[Data for the task]:
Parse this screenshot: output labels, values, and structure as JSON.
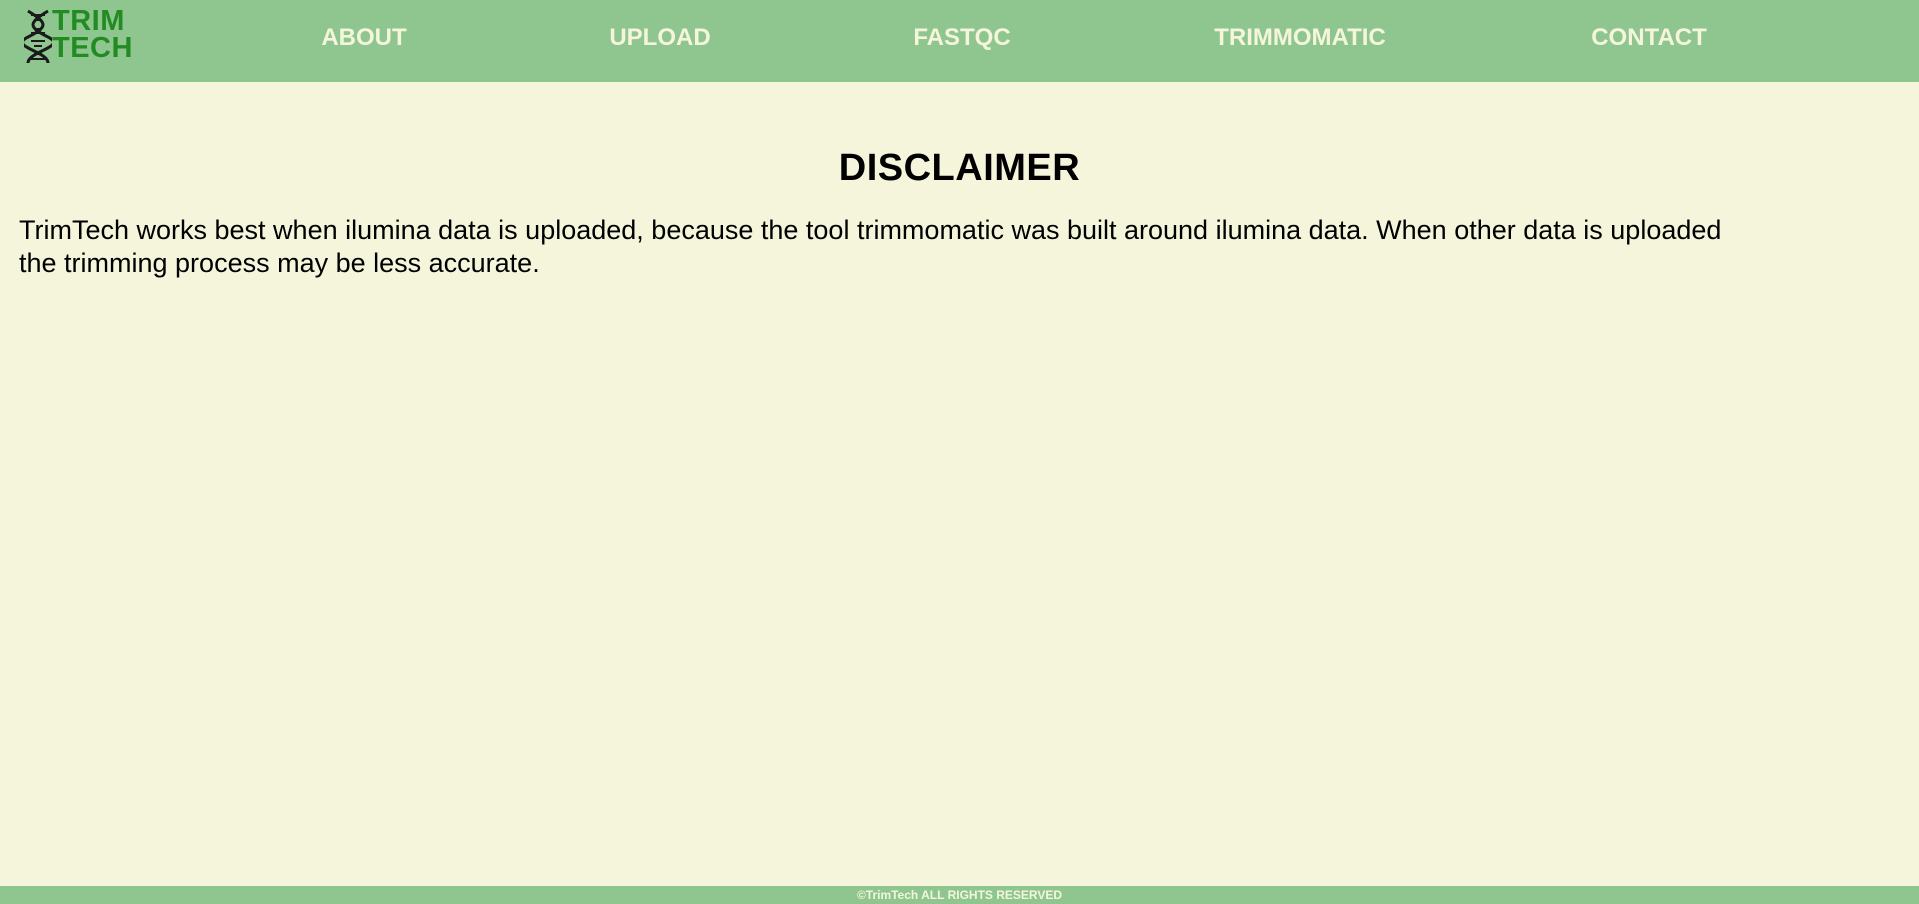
{
  "logo": {
    "line1": "TRIM",
    "line2": "TECH",
    "icon": "dna-helix-icon",
    "color": "#228b22"
  },
  "nav": {
    "items": [
      {
        "label": "ABOUT"
      },
      {
        "label": "UPLOAD"
      },
      {
        "label": "FASTQC"
      },
      {
        "label": "TRIMMOMATIC"
      },
      {
        "label": "CONTACT"
      }
    ]
  },
  "main": {
    "title": "DISCLAIMER",
    "body": "TrimTech works best when ilumina data is uploaded, because the tool trimmomatic was built around ilumina data. When other data is uploaded the trimming process may be less accurate."
  },
  "footer": {
    "text": "©TrimTech ALL RIGHTS RESERVED"
  },
  "colors": {
    "navbar": "#8fc68f",
    "background": "#f5f5dc",
    "nav_text": "#f5f5dc",
    "logo_text": "#228b22"
  }
}
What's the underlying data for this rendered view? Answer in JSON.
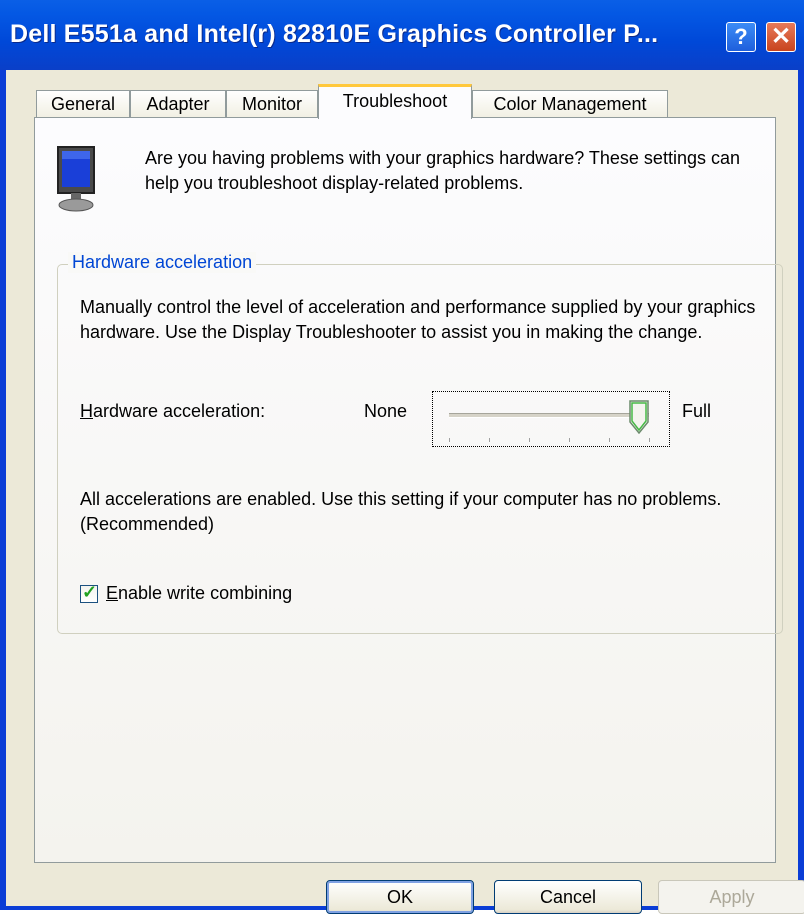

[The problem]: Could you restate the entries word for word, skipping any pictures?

[Your solution]:
Parse this screenshot: output labels, values, and structure as JSON.
{
  "logo": {
    "line1": "TRIM",
    "line2": "TECH",
    "icon": "dna-helix-icon",
    "color": "#228b22"
  },
  "nav": {
    "items": [
      {
        "label": "ABOUT"
      },
      {
        "label": "UPLOAD"
      },
      {
        "label": "FASTQC"
      },
      {
        "label": "TRIMMOMATIC"
      },
      {
        "label": "CONTACT"
      }
    ]
  },
  "main": {
    "title": "DISCLAIMER",
    "body": "TrimTech works best when ilumina data is uploaded, because the tool trimmomatic was built around ilumina data. When other data is uploaded the trimming process may be less accurate."
  },
  "footer": {
    "text": "©TrimTech ALL RIGHTS RESERVED"
  },
  "colors": {
    "navbar": "#8fc68f",
    "background": "#f5f5dc",
    "nav_text": "#f5f5dc",
    "logo_text": "#228b22"
  }
}
What's the underlying data for this rendered view? Answer in JSON.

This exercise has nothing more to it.